- The task -
What you return should match the material below line for line, except that no image appears in it.

- Data to process -
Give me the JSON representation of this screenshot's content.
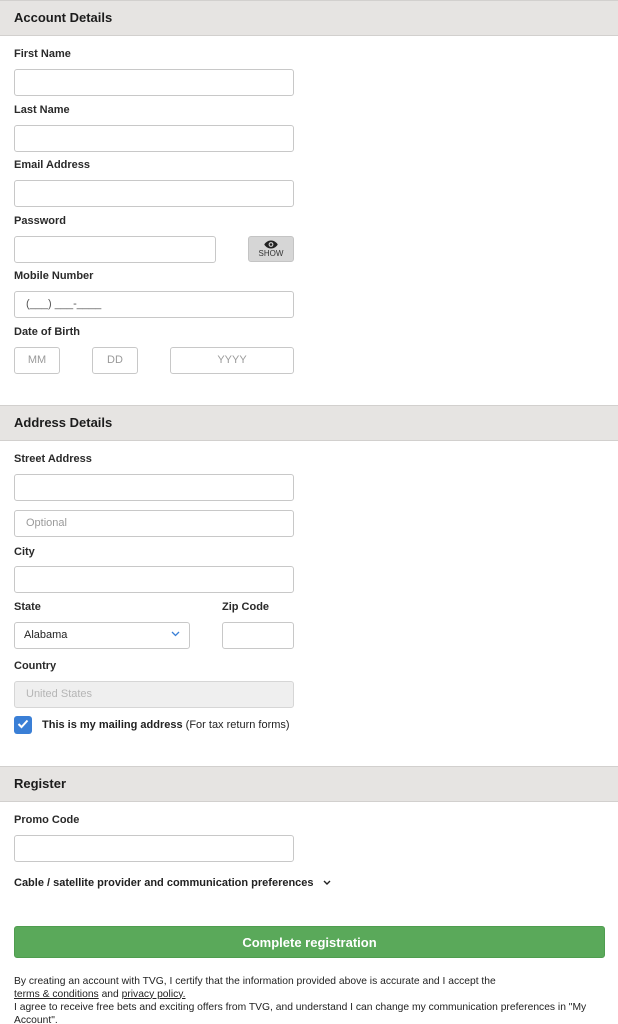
{
  "account": {
    "header": "Account Details",
    "first_name_label": "First Name",
    "last_name_label": "Last Name",
    "email_label": "Email Address",
    "password_label": "Password",
    "show_label": "SHOW",
    "mobile_label": "Mobile Number",
    "mobile_placeholder": "(___) ___-____",
    "dob_label": "Date of Birth",
    "dob_mm": "MM",
    "dob_dd": "DD",
    "dob_yyyy": "YYYY"
  },
  "address": {
    "header": "Address Details",
    "street_label": "Street Address",
    "street2_placeholder": "Optional",
    "city_label": "City",
    "state_label": "State",
    "state_value": "Alabama",
    "zip_label": "Zip Code",
    "country_label": "Country",
    "country_value": "United States",
    "mailing_bold": "This is my mailing address",
    "mailing_note": " (For tax return forms)"
  },
  "register": {
    "header": "Register",
    "promo_label": "Promo Code",
    "cable_label": "Cable / satellite provider and communication preferences",
    "complete_label": "Complete registration",
    "legal_1a": "By creating an account with TVG, I certify that the information provided above is accurate and I accept the",
    "terms_link": "terms & conditions",
    "and_text": " and ",
    "privacy_link": "privacy policy.",
    "legal_2": "I agree to receive free bets and exciting offers from TVG, and understand I can change my communication preferences in \"My Account\"."
  },
  "colors": {
    "section_bg": "#e6e4e2",
    "button_green": "#5aa95a",
    "checkbox_blue": "#3a7fd6"
  }
}
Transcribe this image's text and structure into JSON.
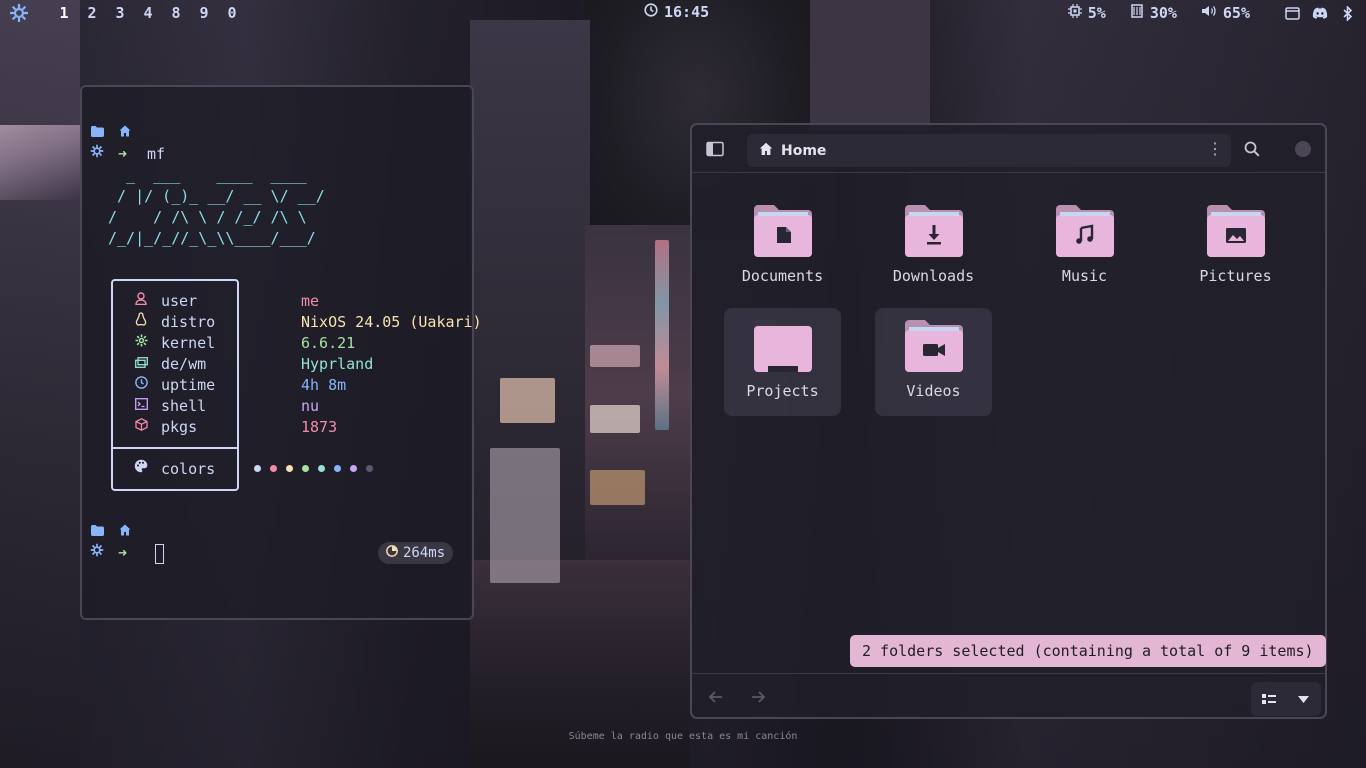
{
  "colors": {
    "accent": "#89b4fa",
    "pink": "#f38ba8",
    "yellow": "#f9e2af",
    "green": "#a6e3a1",
    "teal": "#94e2d5",
    "blue": "#89b4fa",
    "mauve": "#cba6f7",
    "status_bg": "#e3b6d3"
  },
  "topbar": {
    "workspaces": [
      "1",
      "2",
      "3",
      "4",
      "8",
      "9",
      "0"
    ],
    "clock": "16:45",
    "cpu": "5%",
    "memory": "30%",
    "volume": "65%"
  },
  "terminal": {
    "prompt_cmd": "mf",
    "ascii_art": "  _  ___    ____  ____\n / |/ (_)_ __/ __ \\/ __/\n/    / /\\ \\ / /_/ /\\ \\\n/_/|_/_//_\\_\\\\____/___/",
    "fetch": [
      {
        "key": "user",
        "value": "me",
        "icon": "user-icon",
        "color": "#f38ba8"
      },
      {
        "key": "distro",
        "value": "NixOS 24.05 (Uakari)",
        "icon": "linux-icon",
        "color": "#f9e2af"
      },
      {
        "key": "kernel",
        "value": "6.6.21",
        "icon": "gear-icon",
        "color": "#a6e3a1"
      },
      {
        "key": "de/wm",
        "value": "Hyprland",
        "icon": "window-icon",
        "color": "#94e2d5"
      },
      {
        "key": "uptime",
        "value": "4h 8m",
        "icon": "clock-icon",
        "color": "#89b4fa"
      },
      {
        "key": "shell",
        "value": "nu",
        "icon": "terminal-icon",
        "color": "#cba6f7"
      },
      {
        "key": "pkgs",
        "value": "1873",
        "icon": "package-icon",
        "color": "#f38ba8"
      }
    ],
    "colors_label": "colors",
    "palette": [
      "#cdd6f4",
      "#f38ba8",
      "#f9e2af",
      "#a6e3a1",
      "#94e2d5",
      "#89b4fa",
      "#cba6f7",
      "#585b70"
    ],
    "timer": "264ms"
  },
  "files": {
    "location": "Home",
    "folders": [
      {
        "name": "Documents",
        "icon": "document-icon",
        "selected": false
      },
      {
        "name": "Downloads",
        "icon": "download-icon",
        "selected": false
      },
      {
        "name": "Music",
        "icon": "music-icon",
        "selected": false
      },
      {
        "name": "Pictures",
        "icon": "picture-icon",
        "selected": false
      },
      {
        "name": "Projects",
        "icon": "folder-icon",
        "selected": true
      },
      {
        "name": "Videos",
        "icon": "video-icon",
        "selected": true
      }
    ],
    "status": "2 folders selected (containing a total of 9 items)"
  },
  "caption": "Súbeme la radio que esta es mi canción"
}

- Solution to this exercise -
Give me the JSON representation of this screenshot's content.
{
  "account": {
    "header": "Account Details",
    "first_name_label": "First Name",
    "last_name_label": "Last Name",
    "email_label": "Email Address",
    "password_label": "Password",
    "show_label": "SHOW",
    "mobile_label": "Mobile Number",
    "mobile_placeholder": "(___) ___-____",
    "dob_label": "Date of Birth",
    "dob_mm": "MM",
    "dob_dd": "DD",
    "dob_yyyy": "YYYY"
  },
  "address": {
    "header": "Address Details",
    "street_label": "Street Address",
    "street2_placeholder": "Optional",
    "city_label": "City",
    "state_label": "State",
    "state_value": "Alabama",
    "zip_label": "Zip Code",
    "country_label": "Country",
    "country_value": "United States",
    "mailing_bold": "This is my mailing address",
    "mailing_note": " (For tax return forms)"
  },
  "register": {
    "header": "Register",
    "promo_label": "Promo Code",
    "cable_label": "Cable / satellite provider and communication preferences",
    "complete_label": "Complete registration",
    "legal_1a": "By creating an account with TVG, I certify that the information provided above is accurate and I accept the",
    "terms_link": "terms & conditions",
    "and_text": " and ",
    "privacy_link": "privacy policy.",
    "legal_2": "I agree to receive free bets and exciting offers from TVG, and understand I can change my communication preferences in \"My Account\"."
  },
  "colors": {
    "section_bg": "#e6e4e2",
    "button_green": "#5aa95a",
    "checkbox_blue": "#3a7fd6"
  }
}
Transcribe this image's text and structure into JSON.
{
  "colors": {
    "accent": "#89b4fa",
    "pink": "#f38ba8",
    "yellow": "#f9e2af",
    "green": "#a6e3a1",
    "teal": "#94e2d5",
    "blue": "#89b4fa",
    "mauve": "#cba6f7",
    "status_bg": "#e3b6d3"
  },
  "topbar": {
    "workspaces": [
      "1",
      "2",
      "3",
      "4",
      "8",
      "9",
      "0"
    ],
    "clock": "16:45",
    "cpu": "5%",
    "memory": "30%",
    "volume": "65%"
  },
  "terminal": {
    "prompt_cmd": "mf",
    "ascii_art": "  _  ___    ____  ____\n / |/ (_)_ __/ __ \\/ __/\n/    / /\\ \\ / /_/ /\\ \\\n/_/|_/_//_\\_\\\\____/___/",
    "fetch": [
      {
        "key": "user",
        "value": "me",
        "icon": "user-icon",
        "color": "#f38ba8"
      },
      {
        "key": "distro",
        "value": "NixOS 24.05 (Uakari)",
        "icon": "linux-icon",
        "color": "#f9e2af"
      },
      {
        "key": "kernel",
        "value": "6.6.21",
        "icon": "gear-icon",
        "color": "#a6e3a1"
      },
      {
        "key": "de/wm",
        "value": "Hyprland",
        "icon": "window-icon",
        "color": "#94e2d5"
      },
      {
        "key": "uptime",
        "value": "4h 8m",
        "icon": "clock-icon",
        "color": "#89b4fa"
      },
      {
        "key": "shell",
        "value": "nu",
        "icon": "terminal-icon",
        "color": "#cba6f7"
      },
      {
        "key": "pkgs",
        "value": "1873",
        "icon": "package-icon",
        "color": "#f38ba8"
      }
    ],
    "colors_label": "colors",
    "palette": [
      "#cdd6f4",
      "#f38ba8",
      "#f9e2af",
      "#a6e3a1",
      "#94e2d5",
      "#89b4fa",
      "#cba6f7",
      "#585b70"
    ],
    "timer": "264ms"
  },
  "files": {
    "location": "Home",
    "folders": [
      {
        "name": "Documents",
        "icon": "document-icon",
        "selected": false
      },
      {
        "name": "Downloads",
        "icon": "download-icon",
        "selected": false
      },
      {
        "name": "Music",
        "icon": "music-icon",
        "selected": false
      },
      {
        "name": "Pictures",
        "icon": "picture-icon",
        "selected": false
      },
      {
        "name": "Projects",
        "icon": "folder-icon",
        "selected": true
      },
      {
        "name": "Videos",
        "icon": "video-icon",
        "selected": true
      }
    ],
    "status": "2 folders selected (containing a total of 9 items)"
  },
  "caption": "Súbeme la radio que esta es mi canción"
}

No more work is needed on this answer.